Irish Government sends team of officials in hunt for Journalist
Thursday, October 20, 2005
The team will be lead by Antoin Mac Unfraidh, the former Ambassador to Iraq and will liase with the Irish Government's contacts in Iraq.
Officials from the Department of Foreign Affairs say they have been working through the night to try to gather information about Mr Carroll’s whereabouts.
The Taoiseach Bertie Ahern himself told BBC News that he hoped the kidnappers would bear in mind he was "an Irish person not involved in any way" with the Iraqi conflict. "We in fact granted him a passport in Irish, in our own language, in order to ensure that he would use this in such a way that to emphasise his Irishness in cases of difficulty."
Chairman of the Irish Anti-War coaliton said that he was "entirely innocent of any crime against the Iraqi people", adding: "No cause will be served by keeping him in captivity or harming him in any way."
Carrolls editor at the Guardian Alan Rusbridger issued a statement saying that "He is in Iraq as a professional journalist - and he's a very good, straight journalist whose only concern is to report fairly and truthfully about the country. We urge those holding him to release him swiftly - for the sake of his family and for the sake of anyone who believes the world needs to be kept fully informed about events in Iraq today."
All sides of Political debte in Ireland expressed condemnation of the abduction and support for the Governments efforts to secure the release of the 33 year old Journalist from The Guardian.
- "Irish Guardian journalist reported missing in Iraq" — Wikinews, October 19, 2005
- "Govt to send team of officials to Iraq" — , October 20, 2005

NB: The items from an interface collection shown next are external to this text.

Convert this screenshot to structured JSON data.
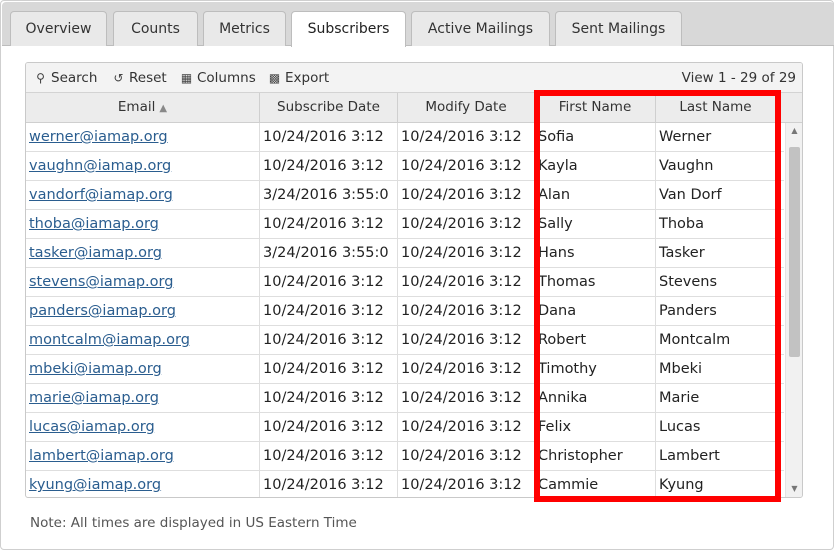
{
  "tabs": [
    {
      "label": "Overview"
    },
    {
      "label": "Counts"
    },
    {
      "label": "Metrics"
    },
    {
      "label": "Subscribers"
    },
    {
      "label": "Active Mailings"
    },
    {
      "label": "Sent Mailings"
    }
  ],
  "active_tab": "Subscribers",
  "toolbar": {
    "search_label": "Search",
    "reset_label": "Reset",
    "columns_label": "Columns",
    "export_label": "Export",
    "view_info": "View 1 - 29 of 29"
  },
  "columns": [
    "Email",
    "Subscribe Date",
    "Modify Date",
    "First Name",
    "Last Name"
  ],
  "rows": [
    {
      "email": "werner@iamap.org",
      "subscribe": "10/24/2016 3:12",
      "modify": "10/24/2016 3:12",
      "first": "Sofia",
      "last": "Werner"
    },
    {
      "email": "vaughn@iamap.org",
      "subscribe": "10/24/2016 3:12",
      "modify": "10/24/2016 3:12",
      "first": "Kayla",
      "last": "Vaughn"
    },
    {
      "email": "vandorf@iamap.org",
      "subscribe": "3/24/2016 3:55:0",
      "modify": "10/24/2016 3:12",
      "first": "Alan",
      "last": "Van Dorf"
    },
    {
      "email": "thoba@iamap.org",
      "subscribe": "10/24/2016 3:12",
      "modify": "10/24/2016 3:12",
      "first": "Sally",
      "last": "Thoba"
    },
    {
      "email": "tasker@iamap.org",
      "subscribe": "3/24/2016 3:55:0",
      "modify": "10/24/2016 3:12",
      "first": "Hans",
      "last": "Tasker"
    },
    {
      "email": "stevens@iamap.org",
      "subscribe": "10/24/2016 3:12",
      "modify": "10/24/2016 3:12",
      "first": "Thomas",
      "last": "Stevens"
    },
    {
      "email": "panders@iamap.org",
      "subscribe": "10/24/2016 3:12",
      "modify": "10/24/2016 3:12",
      "first": "Dana",
      "last": "Panders"
    },
    {
      "email": "montcalm@iamap.org",
      "subscribe": "10/24/2016 3:12",
      "modify": "10/24/2016 3:12",
      "first": "Robert",
      "last": "Montcalm"
    },
    {
      "email": "mbeki@iamap.org",
      "subscribe": "10/24/2016 3:12",
      "modify": "10/24/2016 3:12",
      "first": "Timothy",
      "last": "Mbeki"
    },
    {
      "email": "marie@iamap.org",
      "subscribe": "10/24/2016 3:12",
      "modify": "10/24/2016 3:12",
      "first": "Annika",
      "last": "Marie"
    },
    {
      "email": "lucas@iamap.org",
      "subscribe": "10/24/2016 3:12",
      "modify": "10/24/2016 3:12",
      "first": "Felix",
      "last": "Lucas"
    },
    {
      "email": "lambert@iamap.org",
      "subscribe": "10/24/2016 3:12",
      "modify": "10/24/2016 3:12",
      "first": "Christopher",
      "last": "Lambert"
    },
    {
      "email": "kyung@iamap.org",
      "subscribe": "10/24/2016 3:12",
      "modify": "10/24/2016 3:12",
      "first": "Cammie",
      "last": "Kyung"
    }
  ],
  "note": "Note: All times are displayed in US Eastern Time",
  "colors": {
    "link": "#2a5d8f",
    "highlight": "#ff0000",
    "tabbar": "#d8d8d8"
  },
  "icons": {
    "search": "search-icon",
    "reset": "reset-icon",
    "columns": "columns-icon",
    "export": "export-icon",
    "sort": "sort-icon"
  }
}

- "Govt officials seek to locate kidnapped journalist Carroll" — , October 20, 2005
- "Efforts to find missing reporter" — , October 20, 2005